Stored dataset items
* * * *
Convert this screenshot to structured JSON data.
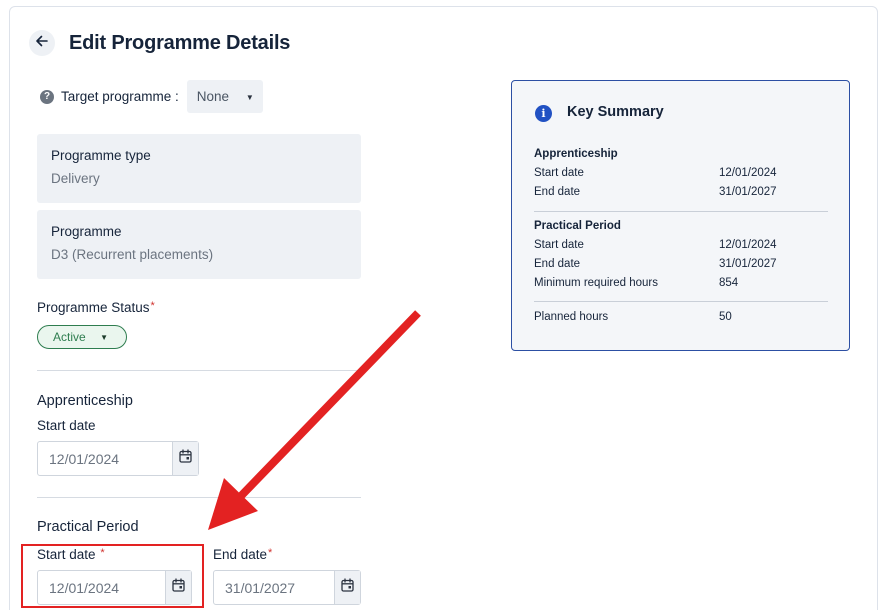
{
  "header": {
    "title": "Edit Programme Details",
    "back_icon": "arrow-left-icon"
  },
  "target_programme": {
    "label": "Target programme :",
    "selected": "None"
  },
  "programme_type": {
    "label": "Programme type",
    "value": "Delivery"
  },
  "programme": {
    "label": "Programme",
    "value": "D3 (Recurrent placements)"
  },
  "programme_status": {
    "label": "Programme Status",
    "required_mark": "*",
    "value": "Active"
  },
  "apprenticeship": {
    "title": "Apprenticeship",
    "start_label": "Start date",
    "start_value": "12/01/2024"
  },
  "practical_period": {
    "title": "Practical Period",
    "start_label": "Start date",
    "start_value": "12/01/2024",
    "end_label": "End date",
    "end_value": "31/01/2027",
    "required_mark": "*"
  },
  "summary": {
    "title": "Key Summary",
    "apprenticeship": {
      "heading": "Apprenticeship",
      "rows": [
        {
          "k": "Start date",
          "v": "12/01/2024"
        },
        {
          "k": "End date",
          "v": "31/01/2027"
        }
      ]
    },
    "practical": {
      "heading": "Practical Period",
      "rows": [
        {
          "k": "Start date",
          "v": "12/01/2024"
        },
        {
          "k": "End date",
          "v": "31/01/2027"
        },
        {
          "k": "Minimum required hours",
          "v": "854"
        }
      ]
    },
    "planned": {
      "k": "Planned hours",
      "v": "50"
    }
  },
  "colors": {
    "accent_blue": "#2151c3",
    "status_green": "#2e7d4f",
    "annotation_red": "#e32222",
    "field_bg": "#eef1f5"
  }
}
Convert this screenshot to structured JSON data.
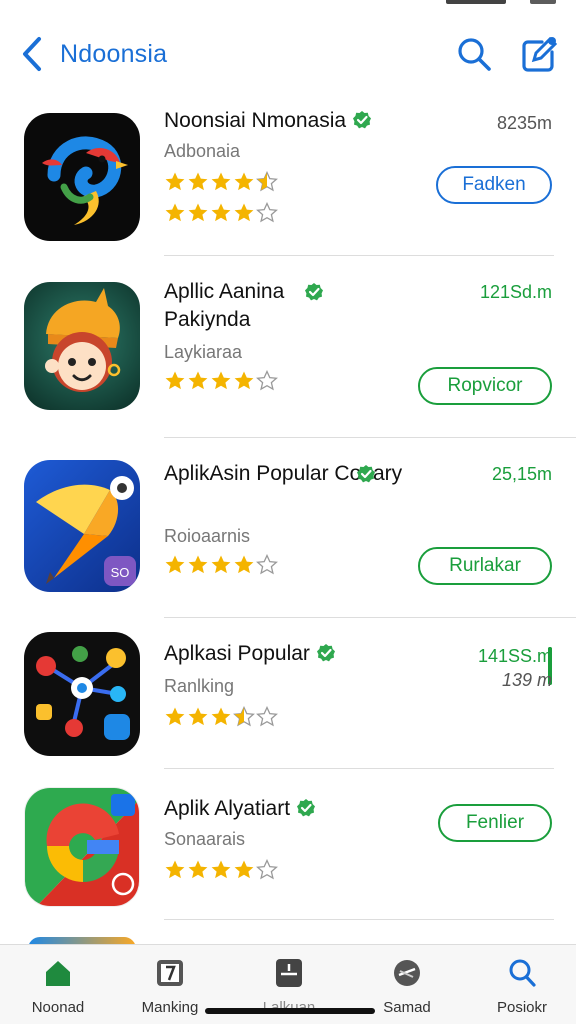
{
  "header": {
    "back_icon": "chevron-left-icon",
    "title": "Ndoonsia",
    "search_icon": "search-icon",
    "compose_icon": "compose-icon"
  },
  "colors": {
    "accent_blue": "#1a6fd6",
    "accent_green": "#1a9e3c",
    "star_gold": "#f4b400",
    "verified_green": "#2fa84f"
  },
  "apps": [
    {
      "name": "Noonsiai Nmonasia",
      "subtitle": "Adbonaia",
      "size": "8235m",
      "button": "Fadken",
      "rating_rows": [
        4.5,
        4
      ],
      "icon": "swirl-bird-icon"
    },
    {
      "name": "Apllic Aanina Pakiynda",
      "subtitle": "Laykiaraa",
      "size": "121Sd.m",
      "button": "Ropvicor",
      "rating_rows": [
        4
      ],
      "icon": "monkey-character-icon"
    },
    {
      "name": "AplikAsin Popular Coeary",
      "subtitle": "Roioaarnis",
      "size": "25,15m",
      "button": "Rurlakar",
      "rating_rows": [
        4
      ],
      "icon": "pencil-bird-icon"
    },
    {
      "name": "Aplkasi Popular",
      "subtitle": "Ranlking",
      "size": "141SS.m",
      "size2": "139 m",
      "button": "",
      "rating_rows": [
        3.5
      ],
      "icon": "network-dots-icon"
    },
    {
      "name": "Aplik Alyatiart",
      "subtitle": "Sonaarais",
      "size": "",
      "button": "Fenlier",
      "rating_rows": [
        4
      ],
      "icon": "google-style-icon"
    }
  ],
  "tabs": [
    {
      "label": "Noonad",
      "icon": "home-icon",
      "active": true
    },
    {
      "label": "Manking",
      "icon": "ranking-icon"
    },
    {
      "label": "Lalkuan",
      "icon": "apps-icon"
    },
    {
      "label": "Samad",
      "icon": "games-icon"
    },
    {
      "label": "Posiokr",
      "icon": "search-icon"
    }
  ]
}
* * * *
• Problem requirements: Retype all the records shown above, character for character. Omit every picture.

• Answer box:
Convert this screenshot to structured JSON data.
{
  "header": {
    "title": "Edit Programme Details",
    "back_icon": "arrow-left-icon"
  },
  "target_programme": {
    "label": "Target programme :",
    "selected": "None"
  },
  "programme_type": {
    "label": "Programme type",
    "value": "Delivery"
  },
  "programme": {
    "label": "Programme",
    "value": "D3 (Recurrent placements)"
  },
  "programme_status": {
    "label": "Programme Status",
    "required_mark": "*",
    "value": "Active"
  },
  "apprenticeship": {
    "title": "Apprenticeship",
    "start_label": "Start date",
    "start_value": "12/01/2024"
  },
  "practical_period": {
    "title": "Practical Period",
    "start_label": "Start date",
    "start_value": "12/01/2024",
    "end_label": "End date",
    "end_value": "31/01/2027",
    "required_mark": "*"
  },
  "summary": {
    "title": "Key Summary",
    "apprenticeship": {
      "heading": "Apprenticeship",
      "rows": [
        {
          "k": "Start date",
          "v": "12/01/2024"
        },
        {
          "k": "End date",
          "v": "31/01/2027"
        }
      ]
    },
    "practical": {
      "heading": "Practical Period",
      "rows": [
        {
          "k": "Start date",
          "v": "12/01/2024"
        },
        {
          "k": "End date",
          "v": "31/01/2027"
        },
        {
          "k": "Minimum required hours",
          "v": "854"
        }
      ]
    },
    "planned": {
      "k": "Planned hours",
      "v": "50"
    }
  },
  "colors": {
    "accent_blue": "#2151c3",
    "status_green": "#2e7d4f",
    "annotation_red": "#e32222",
    "field_bg": "#eef1f5"
  }
}
Convert this screenshot to structured JSON data.
{
  "header": {
    "back_icon": "chevron-left-icon",
    "title": "Ndoonsia",
    "search_icon": "search-icon",
    "compose_icon": "compose-icon"
  },
  "colors": {
    "accent_blue": "#1a6fd6",
    "accent_green": "#1a9e3c",
    "star_gold": "#f4b400",
    "verified_green": "#2fa84f"
  },
  "apps": [
    {
      "name": "Noonsiai Nmonasia",
      "subtitle": "Adbonaia",
      "size": "8235m",
      "button": "Fadken",
      "rating_rows": [
        4.5,
        4
      ],
      "icon": "swirl-bird-icon"
    },
    {
      "name": "Apllic Aanina Pakiynda",
      "subtitle": "Laykiaraa",
      "size": "121Sd.m",
      "button": "Ropvicor",
      "rating_rows": [
        4
      ],
      "icon": "monkey-character-icon"
    },
    {
      "name": "AplikAsin Popular Coeary",
      "subtitle": "Roioaarnis",
      "size": "25,15m",
      "button": "Rurlakar",
      "rating_rows": [
        4
      ],
      "icon": "pencil-bird-icon"
    },
    {
      "name": "Aplkasi Popular",
      "subtitle": "Ranlking",
      "size": "141SS.m",
      "size2": "139 m",
      "button": "",
      "rating_rows": [
        3.5
      ],
      "icon": "network-dots-icon"
    },
    {
      "name": "Aplik Alyatiart",
      "subtitle": "Sonaarais",
      "size": "",
      "button": "Fenlier",
      "rating_rows": [
        4
      ],
      "icon": "google-style-icon"
    }
  ],
  "tabs": [
    {
      "label": "Noonad",
      "icon": "home-icon",
      "active": true
    },
    {
      "label": "Manking",
      "icon": "ranking-icon"
    },
    {
      "label": "Lalkuan",
      "icon": "apps-icon"
    },
    {
      "label": "Samad",
      "icon": "games-icon"
    },
    {
      "label": "Posiokr",
      "icon": "search-icon"
    }
  ]
}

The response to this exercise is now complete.